I am still learning English. My English language professor has given me an assignment on coherence and cohesion. But it seems difficult to me. I've consulted my friend and he told me: Cohesion and ...
71
votes
4answers
586k views

“Consist in” vs. “consist of”

I would like to clarify this once and for all: What is the correct use of "consist in" vs. "consist of"? "Meditation consists in/of attentive watchfulness." "The body consists in/of cells." ...
12
votes
3answers
599k views

“Thank you all” — wrong or right?

On many occasions after we complete a speech, we often consider thanking our audience. In this scenario, I am not sure if "Thank you all" is the right English. Should it be "Thanking you all" instead ...
63
votes
5answers
784k views

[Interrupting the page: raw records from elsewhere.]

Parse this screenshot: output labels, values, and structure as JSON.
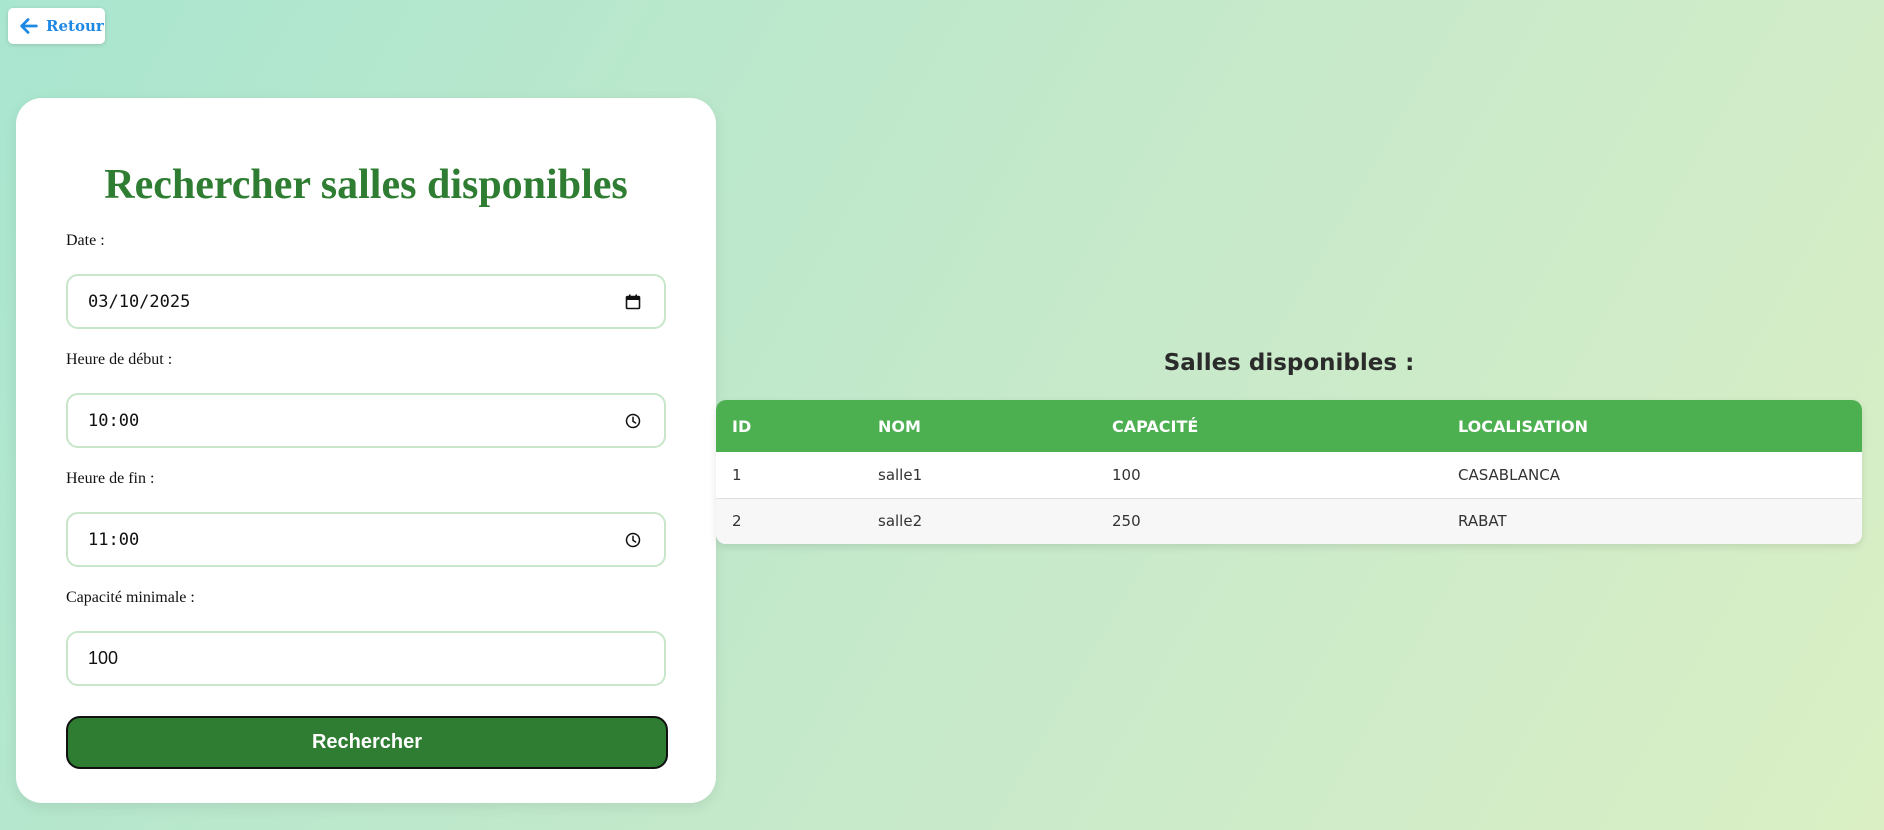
{
  "back_button": {
    "label": "Retour"
  },
  "form": {
    "title": "Rechercher salles disponibles",
    "date": {
      "label": "Date :",
      "value": "03/10/2025"
    },
    "start": {
      "label": "Heure de début :",
      "value": "10:00"
    },
    "end": {
      "label": "Heure de fin :",
      "value": "11:00"
    },
    "capacity": {
      "label": "Capacité minimale :",
      "value": "100"
    },
    "submit_label": "Rechercher"
  },
  "results": {
    "title": "Salles disponibles :",
    "columns": [
      "ID",
      "NOM",
      "CAPACITÉ",
      "LOCALISATION"
    ],
    "rows": [
      [
        "1",
        "salle1",
        "100",
        "CASABLANCA"
      ],
      [
        "2",
        "salle2",
        "250",
        "RABAT"
      ]
    ]
  },
  "colors": {
    "accent": "#2e7d32",
    "table_header": "#4caf50",
    "link": "#1e88e5"
  }
}
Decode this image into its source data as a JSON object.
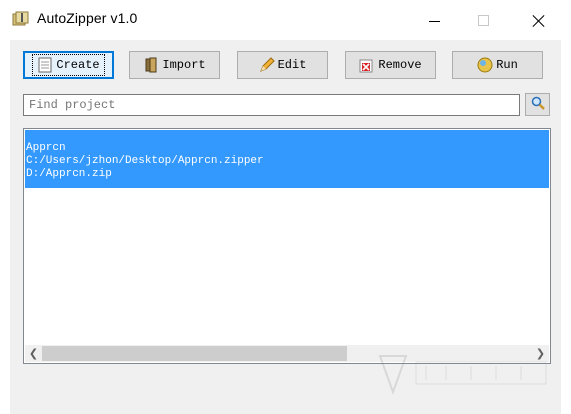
{
  "window": {
    "title": "AutoZipper v1.0"
  },
  "toolbar": {
    "create_label": "Create",
    "import_label": "Import",
    "edit_label": "Edit",
    "remove_label": "Remove",
    "run_label": "Run"
  },
  "search": {
    "placeholder": "Find project",
    "value": ""
  },
  "projects": [
    {
      "name": "Apprcn",
      "source": "C:/Users/jzhon/Desktop/Apprcn.zipper",
      "target": "D:/Apprcn.zip",
      "selected": true
    }
  ],
  "colors": {
    "selection": "#3399ff",
    "default_button_border": "#0078d7"
  }
}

Should I put myself last? “me and my friends” vs. “my friends and me” or “my friends and I”

I've always been taught to put myself last when referring to myself in the same sentence as others but the usage of "me and..." seems to be everywhere these days. The misuse of the word "me" instead ...
5
votes
2answers
218k views

How to convert verbs to nouns, and nouns to adjectives?

How to convert verbs to nouns, and nouns to adjectives? I was told that if I put an -ing to the end of a verb, the verb could become an adjective or a noun. For example: read → reading ...
10
votes
5answers
466k views

If you are talking “on behalf of” you and someone else, what is the correct usage?

If you are talking on behalf of you and someone else what is the correct usage? On behalf of my wife and me On behalf of my wife and I On behalf of me and my wife On behalf of myself ...
28
votes
2answers
572k views

“Angry with” vs. “angry at” vs. “angry on”

Which is the most appropriate/correct usage? Are you angry on me? Are you angry with me? Are you angry at me?
18
votes
4answers
663k views

Which one is correct, “best wishes to you” or “best wishes for you”?

Which one is correct, "best wishes to you" or "best wishes for you"?
6
votes
6answers
357k views

Word to describe “a person who is only wishful to help others and cares little about themself”?

Specifically, I am looking to describe a person whose only purpose is to help others, not caring about what happens to himself or herself (physically or otherwise), though without actively seeking ...
174
votes
6answers
400k views

When “etc.” is at the end of a phrase, do you place a period after it?

Example: It's all about apples, oranges, bananas, etc. VS. It's all about apples, oranges, bananas, etc.. Update What happens if the abbreviation is inside parentheses, do you place a dot ...
27
votes
2answers
334k views

How to use “to + V-ing”?

I saw some scenarios that used the structure "to + V-ing", such as the following: Looking forward to hearing. Disposed to using few words. I would like to apply what I learned in school to helping ...
45
votes
4answers
224k views

Do footnoting superscripts go inside or outside punctuation?

When using superscripts to indicate a footnote, do these fall inside or outside adjacent punctuation? If there is an answer, is that answer applicable worldwide, or just to specific regions or ...
12
votes
4answers
593k views

How to correctly use the expression “safe travel(s)”?

A colleague of mine recently reached out to me. I asked if he would like to meet up sometime to which he notified me that he would be traveling the remainder of this week. In what context is it okay ...
36
votes
7answers
762k views

What's the difference between “I look forward to” and “I'm looking forward to”?

I just don't get the reasoning behind which one is correct in which situation. Typically I use the wrong one, or I use them when I'm not supposed to.
142
votes
4answers
771k views

“More clear” vs “Clearer”: when to use “more” instead of “-er”?

Which one of these adjectives is correct? I can see that both of them are being used, I'm just not sure which one is grammatically correct. Are there any general rules to follow as to the use of one ...
11
votes
8answers
167k views

What is the difference between “house” and “home”?

What are the differences in meaning between house and home? When do I use one or the other?